Rss Feed
Tweeter button
Facebook button

Another Way To Look At The Health Of The Economy?

Would an economic metric that looks at GDP per employee be useful to gauge the economy? What clues could it provide on the health of the economy?

The St. Louis Fed posted in part:

Some underlying long-term trends in the U.S. economy may blur our understanding of the current situation. Specifically, labor force participation has declined significantly since the early 2000s, mostly due to demographic trends, such as the baby boomer generation entering retirement.

One way to account for the effects of a changing labor force on output is to express real GDP in terms of the labor force, as shown in the figure below.

When divided by the labor force rather than population, real GDP still displays a severe contraction during the Great Recession but recovers differently. Though output was still slightly (less than 2 percent) below the prerecession trend as of the second quarter of 2018, the average growth rates for the two periods are the same: 1.7 percent annually. As in the previous figure, output appears less volatile in the period after the Great Recession.

The main concern using GDP per employee is that GDP includes spending from government transfer payments – and generally those receiving transfer payments are not employed. Transfer payment year-over-year rate of growth is currently 4.0% but the rate of growth spiked to over 30% during the Great Recession. This is a significant reason why GDP per capita looks worse than GDP per employee during recessions.

Using a twist on the St. Louis Fed’s metric, the graph below displays the year-over-year rate of growth of GDP per employed population – red line) vs. GDP per capita (blue line)

As shown on the above graph, the rate of growth per employee generally grows at a slower rate than per capita GDP. This is no surprise as in good times (when GDP is growing), employment grows faster than population – and in bad times (when GDP is contracting), business dumps employees.

Population rate of growth (although slightly trending down) remains almost a constant.

I should point out that to normalize GDP to the total population can be thought of as a measure of how the nation as a whole is growing. Normalizing to the employed population relates GDP changes to productivity.

Using rate of year-over-year growth of GDP per employed population – how did the USA fare against other economies?

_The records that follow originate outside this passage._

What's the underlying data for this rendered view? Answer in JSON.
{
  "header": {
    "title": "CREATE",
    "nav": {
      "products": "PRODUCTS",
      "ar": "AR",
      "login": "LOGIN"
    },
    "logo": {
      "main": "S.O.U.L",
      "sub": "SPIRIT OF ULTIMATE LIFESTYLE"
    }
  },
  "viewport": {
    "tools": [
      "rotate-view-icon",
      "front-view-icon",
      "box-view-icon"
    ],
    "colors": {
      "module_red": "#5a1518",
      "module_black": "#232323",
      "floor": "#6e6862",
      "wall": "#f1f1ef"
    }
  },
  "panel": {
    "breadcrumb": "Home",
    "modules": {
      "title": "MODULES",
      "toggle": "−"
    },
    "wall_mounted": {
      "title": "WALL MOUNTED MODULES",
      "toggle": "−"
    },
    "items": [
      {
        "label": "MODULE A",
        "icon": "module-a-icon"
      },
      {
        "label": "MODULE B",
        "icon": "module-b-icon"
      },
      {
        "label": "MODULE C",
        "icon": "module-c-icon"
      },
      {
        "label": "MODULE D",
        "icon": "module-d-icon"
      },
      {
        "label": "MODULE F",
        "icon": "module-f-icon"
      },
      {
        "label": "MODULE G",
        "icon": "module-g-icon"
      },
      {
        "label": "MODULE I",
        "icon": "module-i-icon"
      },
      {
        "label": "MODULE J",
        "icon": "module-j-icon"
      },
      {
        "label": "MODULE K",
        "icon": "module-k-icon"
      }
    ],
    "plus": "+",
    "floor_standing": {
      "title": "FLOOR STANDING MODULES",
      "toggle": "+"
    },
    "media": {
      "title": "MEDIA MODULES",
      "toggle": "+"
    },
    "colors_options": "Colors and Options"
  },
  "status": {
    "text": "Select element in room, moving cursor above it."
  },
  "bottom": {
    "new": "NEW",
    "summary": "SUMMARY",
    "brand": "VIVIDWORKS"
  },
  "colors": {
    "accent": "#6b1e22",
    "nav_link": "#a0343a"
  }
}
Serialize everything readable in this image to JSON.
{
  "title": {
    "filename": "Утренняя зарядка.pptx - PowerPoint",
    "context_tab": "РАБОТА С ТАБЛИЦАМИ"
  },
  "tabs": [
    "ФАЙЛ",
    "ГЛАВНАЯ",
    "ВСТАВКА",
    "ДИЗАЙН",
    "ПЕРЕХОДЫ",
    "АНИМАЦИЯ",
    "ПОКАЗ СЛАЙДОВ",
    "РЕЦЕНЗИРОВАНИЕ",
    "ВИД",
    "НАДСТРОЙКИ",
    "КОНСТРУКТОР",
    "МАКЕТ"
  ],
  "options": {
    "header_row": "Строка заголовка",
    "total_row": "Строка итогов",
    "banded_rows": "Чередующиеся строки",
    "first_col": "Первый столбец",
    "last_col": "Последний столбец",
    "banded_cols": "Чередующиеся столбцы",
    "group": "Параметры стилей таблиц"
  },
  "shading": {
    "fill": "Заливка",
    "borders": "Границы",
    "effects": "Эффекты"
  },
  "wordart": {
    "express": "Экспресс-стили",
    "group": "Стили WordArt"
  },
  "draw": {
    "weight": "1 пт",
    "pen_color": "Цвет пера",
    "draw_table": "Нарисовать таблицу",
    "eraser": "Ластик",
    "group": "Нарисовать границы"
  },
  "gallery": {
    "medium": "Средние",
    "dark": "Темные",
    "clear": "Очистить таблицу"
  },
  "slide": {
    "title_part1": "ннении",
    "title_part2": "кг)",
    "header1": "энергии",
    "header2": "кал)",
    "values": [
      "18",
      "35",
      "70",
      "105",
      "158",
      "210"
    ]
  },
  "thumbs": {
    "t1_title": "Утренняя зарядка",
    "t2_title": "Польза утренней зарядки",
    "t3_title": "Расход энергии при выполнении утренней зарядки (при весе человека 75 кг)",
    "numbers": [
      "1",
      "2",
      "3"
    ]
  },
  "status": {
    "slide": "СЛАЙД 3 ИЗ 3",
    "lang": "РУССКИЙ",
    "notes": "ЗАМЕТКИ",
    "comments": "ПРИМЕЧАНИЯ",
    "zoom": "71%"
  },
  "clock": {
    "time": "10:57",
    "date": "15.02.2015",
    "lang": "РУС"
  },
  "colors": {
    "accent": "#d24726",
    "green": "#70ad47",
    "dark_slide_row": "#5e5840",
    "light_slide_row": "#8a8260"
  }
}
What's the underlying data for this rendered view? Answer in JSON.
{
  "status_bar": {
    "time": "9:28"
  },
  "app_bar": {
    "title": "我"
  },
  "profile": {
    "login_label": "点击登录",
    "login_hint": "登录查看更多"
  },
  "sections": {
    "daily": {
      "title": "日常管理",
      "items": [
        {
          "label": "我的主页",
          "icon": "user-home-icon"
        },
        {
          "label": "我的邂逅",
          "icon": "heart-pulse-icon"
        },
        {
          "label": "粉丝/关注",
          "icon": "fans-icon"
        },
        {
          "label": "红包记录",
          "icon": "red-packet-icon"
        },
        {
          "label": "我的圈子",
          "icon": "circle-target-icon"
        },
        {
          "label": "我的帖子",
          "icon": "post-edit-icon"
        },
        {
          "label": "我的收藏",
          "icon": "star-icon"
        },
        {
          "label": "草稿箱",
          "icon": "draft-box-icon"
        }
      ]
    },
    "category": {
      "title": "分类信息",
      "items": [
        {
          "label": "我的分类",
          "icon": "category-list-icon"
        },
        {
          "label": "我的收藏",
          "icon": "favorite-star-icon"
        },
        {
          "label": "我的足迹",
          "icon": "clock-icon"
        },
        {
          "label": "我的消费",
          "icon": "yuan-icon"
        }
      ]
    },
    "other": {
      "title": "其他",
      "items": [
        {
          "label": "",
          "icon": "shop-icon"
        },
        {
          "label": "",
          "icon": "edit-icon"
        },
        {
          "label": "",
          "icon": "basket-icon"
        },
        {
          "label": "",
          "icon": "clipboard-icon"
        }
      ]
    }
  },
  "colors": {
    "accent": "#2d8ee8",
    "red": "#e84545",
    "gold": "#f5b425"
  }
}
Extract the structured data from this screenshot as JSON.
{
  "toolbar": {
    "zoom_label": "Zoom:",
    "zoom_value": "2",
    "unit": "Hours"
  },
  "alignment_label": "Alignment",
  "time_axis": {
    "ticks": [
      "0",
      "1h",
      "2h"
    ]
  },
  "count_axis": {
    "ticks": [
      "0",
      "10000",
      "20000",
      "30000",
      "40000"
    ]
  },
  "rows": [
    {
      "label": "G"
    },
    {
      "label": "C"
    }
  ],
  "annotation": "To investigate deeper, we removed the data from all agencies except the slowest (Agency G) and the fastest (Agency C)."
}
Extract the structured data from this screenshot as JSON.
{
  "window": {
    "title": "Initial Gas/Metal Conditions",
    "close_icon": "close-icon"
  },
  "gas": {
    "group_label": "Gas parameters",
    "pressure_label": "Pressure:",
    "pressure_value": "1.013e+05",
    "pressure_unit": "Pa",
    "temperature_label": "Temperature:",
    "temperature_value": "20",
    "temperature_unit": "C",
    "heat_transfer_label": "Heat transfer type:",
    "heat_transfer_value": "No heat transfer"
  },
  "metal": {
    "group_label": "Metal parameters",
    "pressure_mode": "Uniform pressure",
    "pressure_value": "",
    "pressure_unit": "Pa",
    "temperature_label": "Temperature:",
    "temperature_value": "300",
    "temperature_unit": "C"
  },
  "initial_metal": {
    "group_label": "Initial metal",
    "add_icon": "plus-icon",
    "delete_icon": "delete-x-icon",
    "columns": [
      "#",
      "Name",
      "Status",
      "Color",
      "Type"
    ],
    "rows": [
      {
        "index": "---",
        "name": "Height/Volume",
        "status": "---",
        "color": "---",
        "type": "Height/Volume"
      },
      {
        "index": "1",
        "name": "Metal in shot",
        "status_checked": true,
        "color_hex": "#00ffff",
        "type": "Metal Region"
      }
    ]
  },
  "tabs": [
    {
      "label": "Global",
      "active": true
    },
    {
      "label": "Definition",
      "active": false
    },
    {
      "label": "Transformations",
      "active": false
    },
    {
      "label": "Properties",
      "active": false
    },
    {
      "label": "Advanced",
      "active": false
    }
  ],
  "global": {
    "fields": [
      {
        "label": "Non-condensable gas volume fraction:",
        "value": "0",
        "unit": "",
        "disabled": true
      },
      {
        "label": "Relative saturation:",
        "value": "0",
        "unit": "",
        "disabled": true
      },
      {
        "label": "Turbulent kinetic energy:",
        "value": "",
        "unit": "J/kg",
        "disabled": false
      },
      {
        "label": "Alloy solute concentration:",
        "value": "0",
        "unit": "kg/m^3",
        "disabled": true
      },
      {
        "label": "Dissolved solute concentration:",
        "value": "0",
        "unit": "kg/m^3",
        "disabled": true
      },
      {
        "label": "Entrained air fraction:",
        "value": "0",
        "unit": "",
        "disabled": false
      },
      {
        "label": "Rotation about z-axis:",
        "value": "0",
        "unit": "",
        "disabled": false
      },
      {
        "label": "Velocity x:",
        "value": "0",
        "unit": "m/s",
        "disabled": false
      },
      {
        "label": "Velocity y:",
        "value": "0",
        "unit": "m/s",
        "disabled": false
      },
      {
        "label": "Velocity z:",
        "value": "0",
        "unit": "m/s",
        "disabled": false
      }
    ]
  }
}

In this grouping of economies, only Germany (red line) is doing better than the USA (heavy turquois line) [note that China does not publish enough information to create this metric].

This metric is partially showing how well business is utilizing the labor force – and in a rough way looks at productivity growth if one eliminated government transfer payments from GDP. (see red line in graph below):

The above graph suggests productivity growth is roughly 0.9% per year. This analysis also suggests for the last two years, the health of the economy has been improving.

My usual weekly wrap is in my instablog.

Disclosure: I/we have no positions in any stocks mentioned, and no plans to initiate any positions within the next 72 hours.

I wrote this article myself, and it expresses my own opinions. I am not receiving compensation for it. I have no business relationship with any company whose stock is mentioned in this article.

Article source: